Aquaculture supplier to lead humane slaughter project
Dundee-based aquaculture technology supplier Ace Aquatec is to lead a consortium that aims to develop, test and validate methods to humanely stun finfish on an industrial scale.
The project is one of three awarded a total of £1.93 million by the Humane Slaughter Association. The total cost of the finfish project is £721,580.
Norwegian research organisation Nofima will lead a similar study on commercial species of crab and lobster, and the Association of Cephalopod Research (CephRes) will research humane slaughter of cephalopods (octopuses, squid and cuttlefish).
Ace Aquatec is a leader in humane slaughter of finfish, having won the Innovation Award at Aqua Nor in Trondheim, Norway 2017 for its Humane Stunner Universal (HSU), a device that uses electricity to stun fish while they are still in the water.
The HSU is used by fish farmers including Scottish Sea Farms and Selcoth Trout near Moffat.
Recording brain activity
Ace Aquatec managing director Nathan Pyne-Carter said the three-year finfish project is a collaboration with Silsoe Livestock Systems Ltd, Steve Wotton Ltd and the Universities of Bristol and Stirling and IRTA (Institute of Agrifood Research and Technology, Catalonia).
The consortium includes Tesco, as well as having the support of Waitrose.
The project will implement in-water electrical stunning in large volume finfish aquaculture industries where current killing methods fail to protect fish welfare.
“Ace Aquatec is developing a new high voltage stunner as well as supplying pilot stunning systems to be deployed across the supply chain, to enable farms of species that to date have not adopted humane slaughter to see the economic, efficiency, and welfare benefits of adopting these systems. After a period of use we will take the pilots to new farms,” said Pyne-Carter.
The project will focus on inducing immediate unconsciousness in Nile tilapia, pangasius, gilthead sea bream, yellowtail kingfish and possibly carp, and will attempt to non-invasively record fish brain activity in response to stunning (science is currently lacking such welfare data for some of these species).
Nofima’s project will be run in conjunction with the Institute of Marine Research (IMR) and Norwegian company Optimar AS, which produces a wide range of fish handling products. These include an electric stunner for farmed and wild fish, as well as the Optilice mechanical de-lousing system for farmed salmon.
The researchers will focus on inducing immediate unconsciousness in snow, red king and edible crab, and in the Norway and the European lobster and possibly the American lobster. There is also potential for the equipment to be used in processing plants and on fishing vessels.
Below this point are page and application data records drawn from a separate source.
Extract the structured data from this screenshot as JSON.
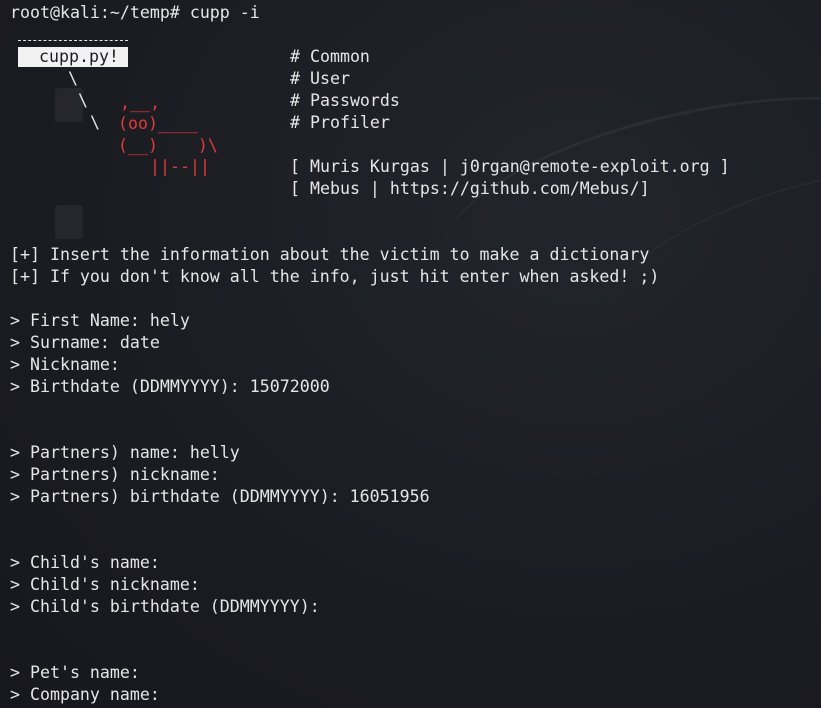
{
  "prompt_line": "root@kali:~/temp# cupp -i",
  "banner": {
    "label": "cupp.py!",
    "art": {
      "slash1": "\\",
      "slash2": "\\",
      "slash3": "\\",
      "cow_top": ",__,",
      "cow_eyes": "(oo)____",
      "cow_body": "(__)    )\\",
      "cow_legs": "||--||"
    },
    "comments": [
      "# Common",
      "# User",
      "# Passwords",
      "# Profiler"
    ],
    "credits": [
      "[ Muris Kurgas | j0rgan@remote-exploit.org ]",
      "[ Mebus | https://github.com/Mebus/]"
    ]
  },
  "info_lines": [
    "[+] Insert the information about the victim to make a dictionary",
    "[+] If you don't know all the info, just hit enter when asked! ;)"
  ],
  "prompts": {
    "victim": [
      "> First Name: hely",
      "> Surname: date",
      "> Nickname:",
      "> Birthdate (DDMMYYYY): 15072000"
    ],
    "partner": [
      "> Partners) name: helly",
      "> Partners) nickname:",
      "> Partners) birthdate (DDMMYYYY): 16051956"
    ],
    "child": [
      "> Child's name:",
      "> Child's nickname:",
      "> Child's birthdate (DDMMYYYY):"
    ],
    "other": [
      "> Pet's name:",
      "> Company name:"
    ]
  },
  "colors": {
    "background": "#1c1d23",
    "text": "#e6e6e6",
    "ascii_art": "#e03a3a",
    "banner_bg": "#f2f2f2"
  }
}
The cephalopod project is a collaboration between 12 institutions based in Italy, UK, Norway, Denmark, Portugal, Austria, Germany and Mexico and is expected to take five years to complete.
The team will focus on the common cuttlefish, the common squid, the little squid, the common octopus and the Mexican four-eyed octopus.
The HSA’s chief executive and scientific director Dr Huw Golledge said there was growing evidence that fish, crustaceans and cephalopods are all sentient animals which deserve as much protection for their welfare as other commonly farmed species.
“This has already resulted in the introduction of limited legislation in various countries to protect fish welfare at the time of slaughter,” said Golledge.
“In the case of crustaceans and cephalopods, I fully support recent attempts to extend legal protections to these species.
“However, in order to meaningfully protect the welfare of these animals we need more than just legislation, we need to know how to treat them to ensure that they do not suffer.
“The research that the HSA is supporting is designed to produce exactly this kind of crucial, practical knowledge which should allow these animals to be slaughtered humanely in future.”